Michaels: "Well, that's a very interesting point. A lot of scientists, not necessarily me, think that El Nino frequency would go up if there was global warming. Well, El Nino is poison to hurricanes. It induces westerly winds over the Atlantic Ocean, and westerly winds kill hurricanes. That's one of the reasons why sea surface temperature is not this big explanatory variable. And you know what? There's another way to test this pretty grossly. The world's surface temperature has gone up over the last few decades, not as much as a lot of computer models forecast, but it's gone up. So ask yourself the question: Has the number of hurricanes, meaning tropical cyclones, around the world gone up? In other words, does global warming increase global hurricanes? And you will find that there has been no statistically significant change whatsoever in the number of global tropical cyclones."
Hume: "Well, I think people living in this country who have vivid memories of hurricanes such as Andrew and others have the sense, at least, that we have had an increase in these killer hurricanes, that they seem more frequent in recent years particularly, this year there seems to have been a lot of them, and they might be tempted to believe that, well, you know, something's causing this, why not global warming? Now, you've suggested one reason why not, but what about it?"

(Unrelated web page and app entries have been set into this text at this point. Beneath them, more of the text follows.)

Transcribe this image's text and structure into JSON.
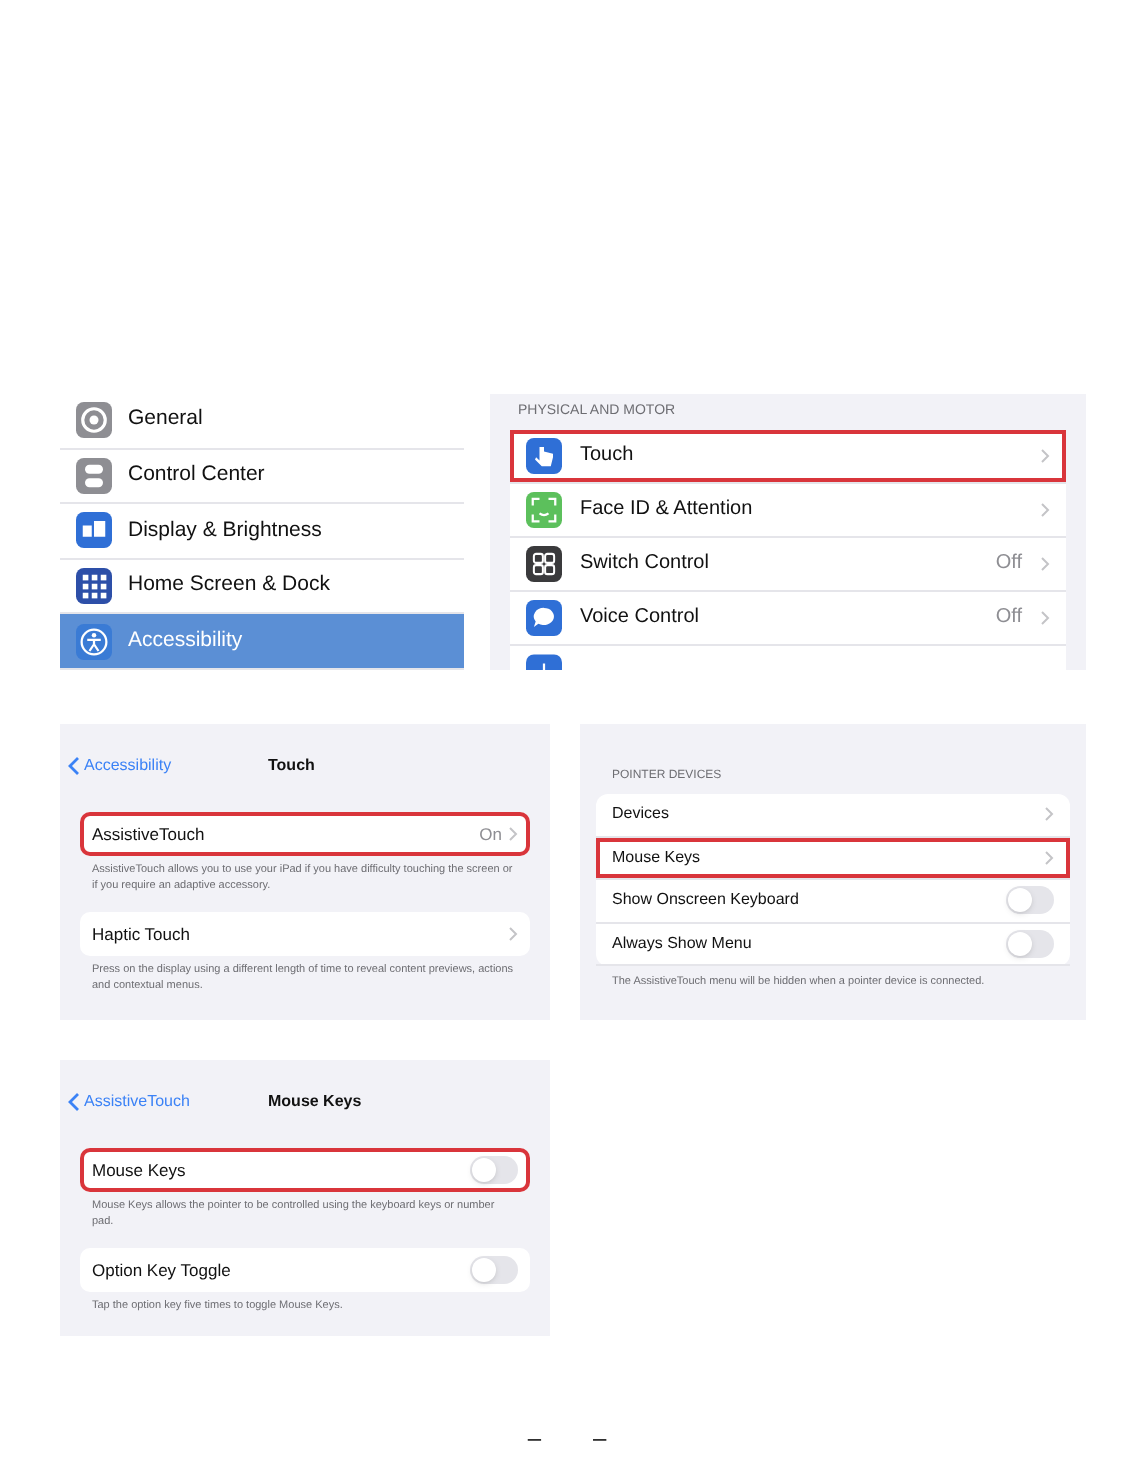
{
  "settings_sidebar": {
    "items": [
      {
        "label": "General",
        "selected": false
      },
      {
        "label": "Control Center",
        "selected": false
      },
      {
        "label": "Display & Brightness",
        "selected": false
      },
      {
        "label": "Home Screen & Dock",
        "selected": false
      },
      {
        "label": "Accessibility",
        "selected": true
      }
    ]
  },
  "physical_and_motor": {
    "header": "PHYSICAL AND MOTOR",
    "items": [
      {
        "label": "Touch",
        "value": null,
        "highlighted": true
      },
      {
        "label": "Face ID & Attention",
        "value": null,
        "highlighted": false
      },
      {
        "label": "Switch Control",
        "value": "Off",
        "highlighted": false
      },
      {
        "label": "Voice Control",
        "value": "Off",
        "highlighted": false
      }
    ]
  },
  "touch_screen": {
    "back": "Accessibility",
    "title": "Touch",
    "rows": [
      {
        "label": "AssistiveTouch",
        "value": "On",
        "highlighted": true,
        "footnote": "AssistiveTouch allows you to use your iPad if you have difficulty touching the screen or if you require an adaptive accessory."
      },
      {
        "label": "Haptic Touch",
        "value": null,
        "highlighted": false,
        "footnote": "Press on the display using a different length of time to reveal content previews, actions and contextual menus."
      }
    ]
  },
  "pointer_devices": {
    "header": "POINTER DEVICES",
    "rows": [
      {
        "label": "Devices",
        "kind": "link",
        "highlighted": false
      },
      {
        "label": "Mouse Keys",
        "kind": "link",
        "highlighted": true
      },
      {
        "label": "Show Onscreen Keyboard",
        "kind": "toggle",
        "on": false,
        "highlighted": false
      },
      {
        "label": "Always Show Menu",
        "kind": "toggle",
        "on": false,
        "highlighted": false
      }
    ],
    "footnote": "The AssistiveTouch menu will be hidden when a pointer device is connected."
  },
  "mouse_keys_screen": {
    "back": "AssistiveTouch",
    "title": "Mouse Keys",
    "rows": [
      {
        "label": "Mouse Keys",
        "on": false,
        "highlighted": true,
        "footnote": "Mouse Keys allows the pointer to be controlled using the keyboard keys or number pad."
      },
      {
        "label": "Option Key Toggle",
        "on": false,
        "highlighted": false,
        "footnote": "Tap the option key five times to toggle Mouse Keys."
      }
    ]
  },
  "page_marks": [
    "–",
    "–"
  ]
}
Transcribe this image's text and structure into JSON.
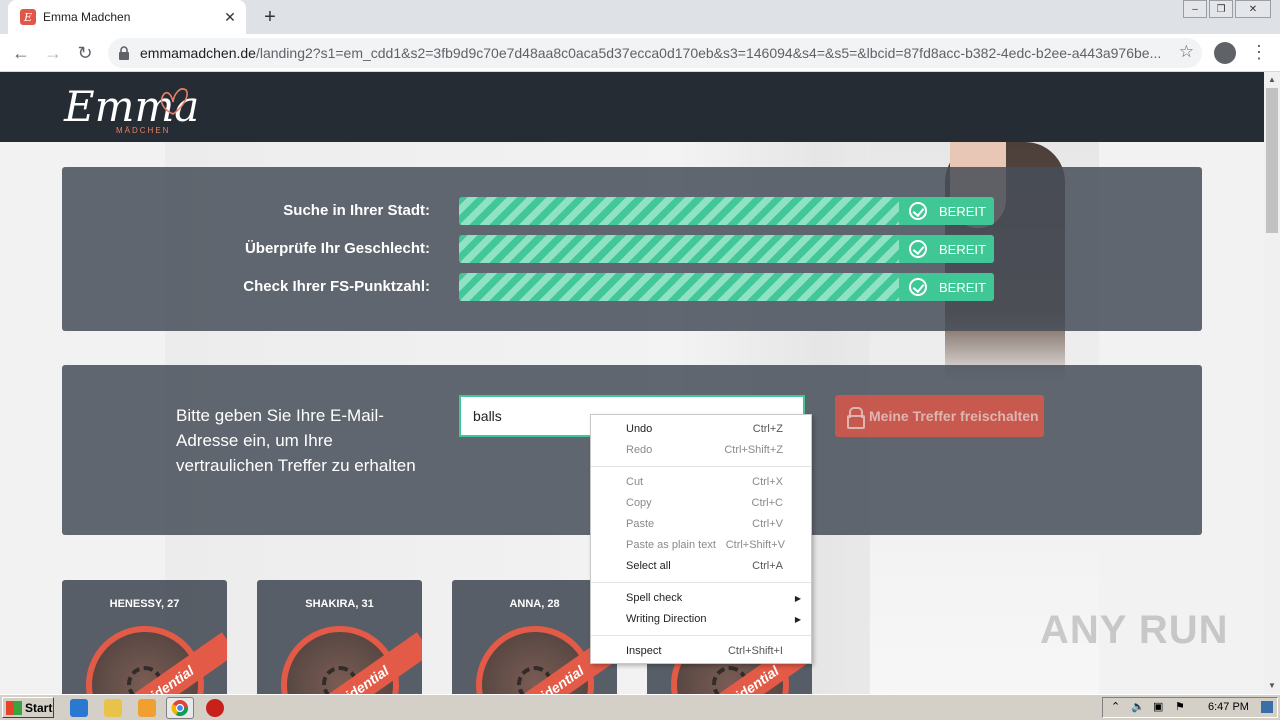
{
  "browser": {
    "tab_title": "Emma Madchen",
    "url_host": "emmamadchen.de",
    "url_path": "/landing2?s1=em_cdd1&s2=3fb9d9c70e7d48aa8c0aca5d37ecca0d170eb&s3=146094&s4=&s5=&lbcid=87fd8acc-b382-4edc-b2ee-a443a976be..."
  },
  "logo": {
    "text": "Emma",
    "sub": "MÄDCHEN"
  },
  "checks": [
    {
      "label": "Suche in Ihrer Stadt:",
      "status": "BEREIT"
    },
    {
      "label": "Überprüfe Ihr Geschlecht:",
      "status": "BEREIT"
    },
    {
      "label": "Check Ihrer FS-Punktzahl:",
      "status": "BEREIT"
    }
  ],
  "email": {
    "prompt": "Bitte geben Sie Ihre E-Mail-Adresse ein, um Ihre vertraulichen Treffer zu erhalten",
    "value": "balls",
    "button": "Meine Treffer freischalten"
  },
  "cards": [
    {
      "name": "HENESSY, 27",
      "ribbon": "idential"
    },
    {
      "name": "SHAKIRA, 31",
      "ribbon": "idential"
    },
    {
      "name": "ANNA, 28",
      "ribbon": "idential"
    },
    {
      "name": "",
      "ribbon": "idential"
    }
  ],
  "context_menu": [
    {
      "label": "Undo",
      "shortcut": "Ctrl+Z",
      "enabled": true
    },
    {
      "label": "Redo",
      "shortcut": "Ctrl+Shift+Z",
      "enabled": false
    },
    {
      "label": "Cut",
      "shortcut": "Ctrl+X",
      "enabled": false
    },
    {
      "label": "Copy",
      "shortcut": "Ctrl+C",
      "enabled": false
    },
    {
      "label": "Paste",
      "shortcut": "Ctrl+V",
      "enabled": false
    },
    {
      "label": "Paste as plain text",
      "shortcut": "Ctrl+Shift+V",
      "enabled": false
    },
    {
      "label": "Select all",
      "shortcut": "Ctrl+A",
      "enabled": true
    },
    {
      "label": "Spell check",
      "shortcut": "",
      "enabled": true
    },
    {
      "label": "Writing Direction",
      "shortcut": "",
      "enabled": true
    },
    {
      "label": "Inspect",
      "shortcut": "Ctrl+Shift+I",
      "enabled": true
    }
  ],
  "taskbar": {
    "start": "Start",
    "clock": "6:47 PM"
  },
  "watermark": "ANY RUN",
  "colors": {
    "header": "#252c33",
    "success": "#3fc796",
    "accent": "#e35a47"
  }
}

Michaels: "Well, again, the problem is when you do science and you make hypotheses, you got to test global temperatures against global hurricanes, not against Atlantic hurricanes. Yes, Atlantic hurricane frequency has increased since the late 1990's, but the fact of the matter is it was quite low for several decades, ending about 1995, 1998, or so. We were below the long-term mean for several decades. We've now come up to run above the long-term mean, and when you add several years of below and several years of above, you know what you get, Brit? Average!"
Hume: "Right, I understand. So is that where we are, I mean overall for the, it's fair to say that this increase in global temperatures has been building over the past five decades or so, correct?"
Michaels: "That's right. And you don't see a concomitant change in the trends in global tropical cyclones."
Hume: "So then where would one look then to try to figure out what's the cause of this recent spate of Atlantic hurricanes?"
Michaels: "Well, there's a temperature fluctuation in the Atlantic that is well known, known as the North Atlantic, well known to nerds like me, excuse me, Brit, called the North Atlantic Oscillation. That's in a phase that seems to be promoting hurricanes. But, you know, these numbers, again, like only 10 percent of the variation in Atlantic hurricane strength and frequency is related to the sea surface temperature. That tells you something. Even if you're going to warm up the planet, and we are, and I wish we could say we could stop it, but we can't."
Michaels: "What's going to happen is that the signal of increased hurricanes will take forever to emerge from those very noisy year-to-year fluctuations if the sea surface temperature only explains 10 percent, and by then, we might not even be burning fossil fuel."